LMU this Week

MISSION AND MINISTRY | Contemplation, meditation and introspection are valued pursuits at Loyola Marymount University. There is a twice-a-week group, led by Paul Humphreys, professor of music, to practice these spiritual explorations, and speakers on campus frequently explore these spiritual practices.

Renowned author and translator Bill Porter, who also publishes under the name Red Pine, shared his thoughts and experiences with faculty, students and the public during a three-event tour of LMU.

Porter visited campus on Wednesday, Oct.11, starting at the Center for Teaching Excellence, where faculty heard his thoughts about the intersections between Chinese wisdom texts and applications of contemplative pedagogy. Discussion turned at several points to methods of approaching translation not only across languages, but across hundreds and in some cases thousands of years. Porter’s next stop was at Theological Studies for an afternoon conversation with graduate and undergraduate students focusing on the Daodejing, among the most ancient of Chinese wisdom texts.
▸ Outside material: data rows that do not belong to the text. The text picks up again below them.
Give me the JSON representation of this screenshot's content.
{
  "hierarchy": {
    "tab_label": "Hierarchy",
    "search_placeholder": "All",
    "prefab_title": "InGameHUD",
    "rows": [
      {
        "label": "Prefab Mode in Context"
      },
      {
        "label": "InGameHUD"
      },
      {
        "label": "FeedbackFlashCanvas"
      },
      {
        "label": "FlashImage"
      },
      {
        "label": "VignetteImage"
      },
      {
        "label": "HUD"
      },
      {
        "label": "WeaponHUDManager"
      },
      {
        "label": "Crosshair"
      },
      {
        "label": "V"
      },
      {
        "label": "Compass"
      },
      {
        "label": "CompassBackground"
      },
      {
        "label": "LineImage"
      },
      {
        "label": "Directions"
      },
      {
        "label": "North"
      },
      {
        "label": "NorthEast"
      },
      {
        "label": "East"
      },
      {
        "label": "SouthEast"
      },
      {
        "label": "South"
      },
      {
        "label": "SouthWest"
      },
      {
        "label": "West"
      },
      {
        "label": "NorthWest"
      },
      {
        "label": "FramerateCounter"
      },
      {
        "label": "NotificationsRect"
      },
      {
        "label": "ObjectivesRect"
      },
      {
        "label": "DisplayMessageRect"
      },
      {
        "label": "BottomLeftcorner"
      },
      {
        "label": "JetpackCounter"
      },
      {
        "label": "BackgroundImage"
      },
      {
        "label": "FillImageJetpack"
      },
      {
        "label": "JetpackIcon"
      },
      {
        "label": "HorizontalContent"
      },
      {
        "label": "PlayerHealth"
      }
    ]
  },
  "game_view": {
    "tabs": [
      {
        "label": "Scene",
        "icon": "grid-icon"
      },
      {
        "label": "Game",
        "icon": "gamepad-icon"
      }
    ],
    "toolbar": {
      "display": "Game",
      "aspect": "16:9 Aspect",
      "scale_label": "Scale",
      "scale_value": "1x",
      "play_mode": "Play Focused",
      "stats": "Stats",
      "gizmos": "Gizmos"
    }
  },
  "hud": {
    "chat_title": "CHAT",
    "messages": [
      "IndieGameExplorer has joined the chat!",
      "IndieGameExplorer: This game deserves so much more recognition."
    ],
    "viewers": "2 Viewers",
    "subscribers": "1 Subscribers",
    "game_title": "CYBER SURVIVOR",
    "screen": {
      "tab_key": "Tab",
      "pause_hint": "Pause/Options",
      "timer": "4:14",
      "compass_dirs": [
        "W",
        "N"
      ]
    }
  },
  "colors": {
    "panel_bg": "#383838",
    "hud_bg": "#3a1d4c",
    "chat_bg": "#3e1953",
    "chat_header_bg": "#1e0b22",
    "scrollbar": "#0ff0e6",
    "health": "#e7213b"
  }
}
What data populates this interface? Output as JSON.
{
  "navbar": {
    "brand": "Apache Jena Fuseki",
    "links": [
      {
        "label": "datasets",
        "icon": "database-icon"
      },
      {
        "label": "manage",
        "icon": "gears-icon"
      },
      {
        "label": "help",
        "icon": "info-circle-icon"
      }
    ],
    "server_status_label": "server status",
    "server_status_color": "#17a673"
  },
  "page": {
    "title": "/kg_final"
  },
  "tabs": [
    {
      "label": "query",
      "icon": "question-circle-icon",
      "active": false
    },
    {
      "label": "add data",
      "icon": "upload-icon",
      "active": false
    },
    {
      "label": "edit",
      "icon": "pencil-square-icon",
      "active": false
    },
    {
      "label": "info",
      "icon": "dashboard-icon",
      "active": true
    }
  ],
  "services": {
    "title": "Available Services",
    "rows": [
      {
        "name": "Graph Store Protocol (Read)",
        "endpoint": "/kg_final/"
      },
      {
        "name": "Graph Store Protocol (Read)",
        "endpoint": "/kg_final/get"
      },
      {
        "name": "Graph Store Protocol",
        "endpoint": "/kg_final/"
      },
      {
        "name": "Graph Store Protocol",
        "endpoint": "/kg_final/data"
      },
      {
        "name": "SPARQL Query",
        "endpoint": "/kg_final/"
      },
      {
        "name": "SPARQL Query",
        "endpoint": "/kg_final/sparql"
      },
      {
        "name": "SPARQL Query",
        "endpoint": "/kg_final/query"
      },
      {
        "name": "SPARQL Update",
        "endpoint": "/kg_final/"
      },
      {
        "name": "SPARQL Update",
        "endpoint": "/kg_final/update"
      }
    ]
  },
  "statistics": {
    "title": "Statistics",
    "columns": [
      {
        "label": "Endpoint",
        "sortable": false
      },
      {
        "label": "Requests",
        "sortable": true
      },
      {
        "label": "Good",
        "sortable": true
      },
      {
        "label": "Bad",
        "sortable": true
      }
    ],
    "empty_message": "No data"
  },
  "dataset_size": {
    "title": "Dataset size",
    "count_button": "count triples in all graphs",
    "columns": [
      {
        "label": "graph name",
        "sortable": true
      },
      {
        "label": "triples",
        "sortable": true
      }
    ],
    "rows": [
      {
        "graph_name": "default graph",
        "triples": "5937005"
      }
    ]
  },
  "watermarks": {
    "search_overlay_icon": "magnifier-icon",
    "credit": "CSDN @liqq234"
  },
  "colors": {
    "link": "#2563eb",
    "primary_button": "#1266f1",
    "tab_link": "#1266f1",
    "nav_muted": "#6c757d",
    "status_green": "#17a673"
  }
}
He finished his day at the William H. Hannon Library for a public talk, “Road to Heaven: The Chinese Hermit Tradition.” Drawing on published accounts of his extensive travel in the mountains of central China, Porter spoke to the ways of solitary contemplatives whose cultivation of virtue is a millennia-old tradition. The talk was preceded by a performance of traditional Chinese music by the Silk and Bamboo Project, directed Charlotte D’Evelyn, assistant professor of Asian and Pacific Studies.

The events were made possible by a consortium of support from LMU’s Asian and Pacific Studies, English, Music, and Theological Studies departments, as well as the Marymount Institute, University Core Curriculum Office, and Yoga Studies Program.

Paul Humphreys

Professor Paul Humphreys, left, leads a meditation group that meets twice a week on campus.

On the subject of contemplation, since 2006 a group of LMU faculty, staff and administrators have gathered in the early morning twice a week in the Marymount Center for Prayer and Peace to practice Zen meditation. If you are interested in exploring this practice, you can arrange for instruction in sitting and walking meditation in advance of your first session by contacting Paul Humphreys at phumphreys@lmu.edu. You can also read his recent reflection on the connections between Zen and Ignatian spirituality that appeared in Conversations magazine in 2015.

Share this post

Tags: